### [WHAT NEEDS TO BE DONE]
All entries below are to be reproduced precisely as they stand, without the pictures.

### [DATA FOR THIS TASK]
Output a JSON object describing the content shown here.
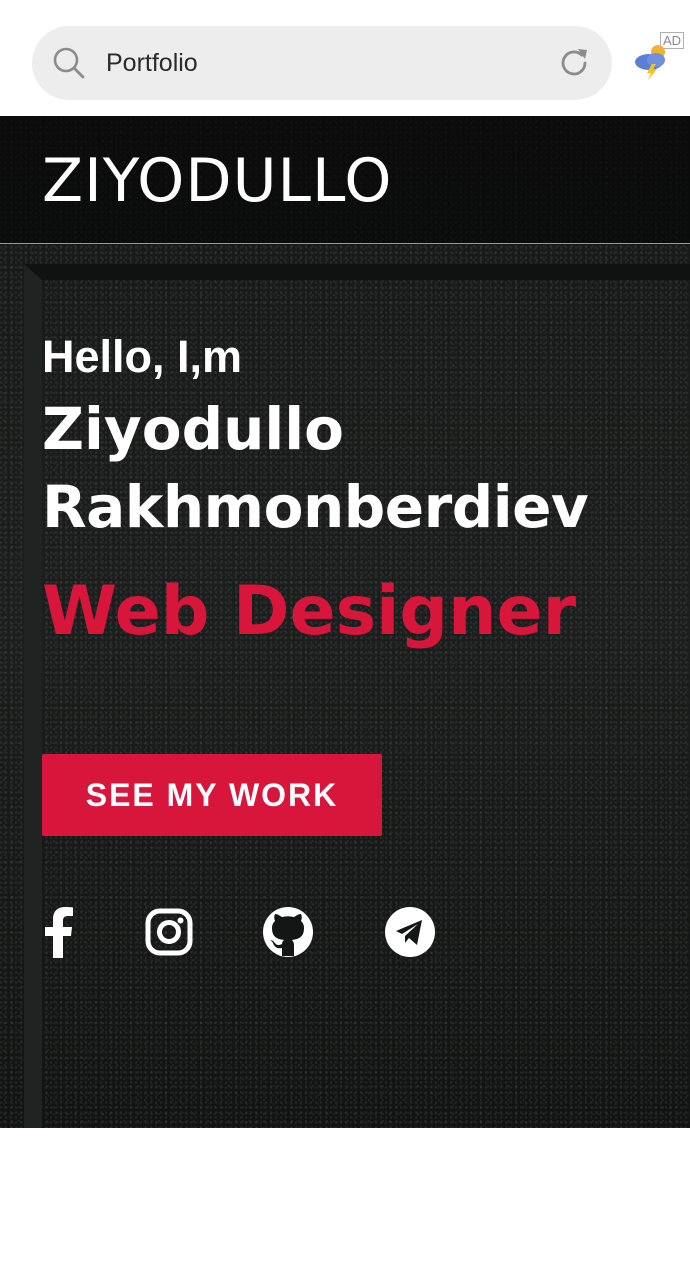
{
  "browser": {
    "search_value": "Portfolio",
    "ad_label": "AD",
    "icons": [
      "search-icon",
      "reload-icon",
      "weather-icon"
    ]
  },
  "site": {
    "logo": "ZIYODULLO",
    "hero": {
      "greeting": "Hello, I,m",
      "name_first": "Ziyodullo",
      "name_last": "Rakhmonberdiev",
      "role": "Web Designer",
      "cta_label": "SEE MY WORK"
    },
    "social_icons": [
      "facebook-icon",
      "instagram-icon",
      "github-icon",
      "telegram-icon"
    ]
  },
  "colors": {
    "accent": "#d8163c",
    "background": "#141615",
    "text": "#ffffff",
    "search_pill": "#ededed"
  }
}
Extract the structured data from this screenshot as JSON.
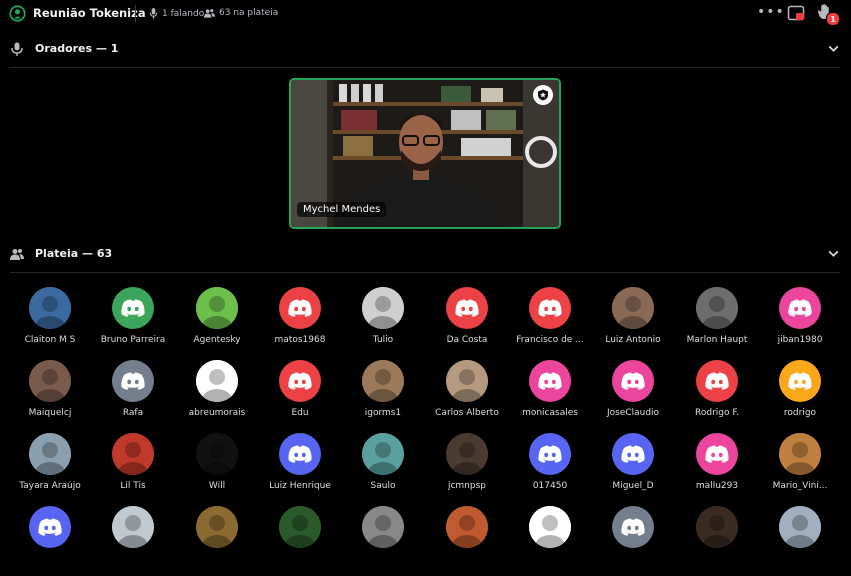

### [ANSWER FOR THIS EXERCISE]
Output a JSON object describing the content shown here.
{
  "browser": {
    "search_value": "Portfolio",
    "ad_label": "AD",
    "icons": [
      "search-icon",
      "reload-icon",
      "weather-icon"
    ]
  },
  "site": {
    "logo": "ZIYODULLO",
    "hero": {
      "greeting": "Hello, I,m",
      "name_first": "Ziyodullo",
      "name_last": "Rakhmonberdiev",
      "role": "Web Designer",
      "cta_label": "SEE MY WORK"
    },
    "social_icons": [
      "facebook-icon",
      "instagram-icon",
      "github-icon",
      "telegram-icon"
    ]
  },
  "colors": {
    "accent": "#d8163c",
    "background": "#141615",
    "text": "#ffffff",
    "search_pill": "#ededed"
  }
}
Extract the structured data from this screenshot as JSON.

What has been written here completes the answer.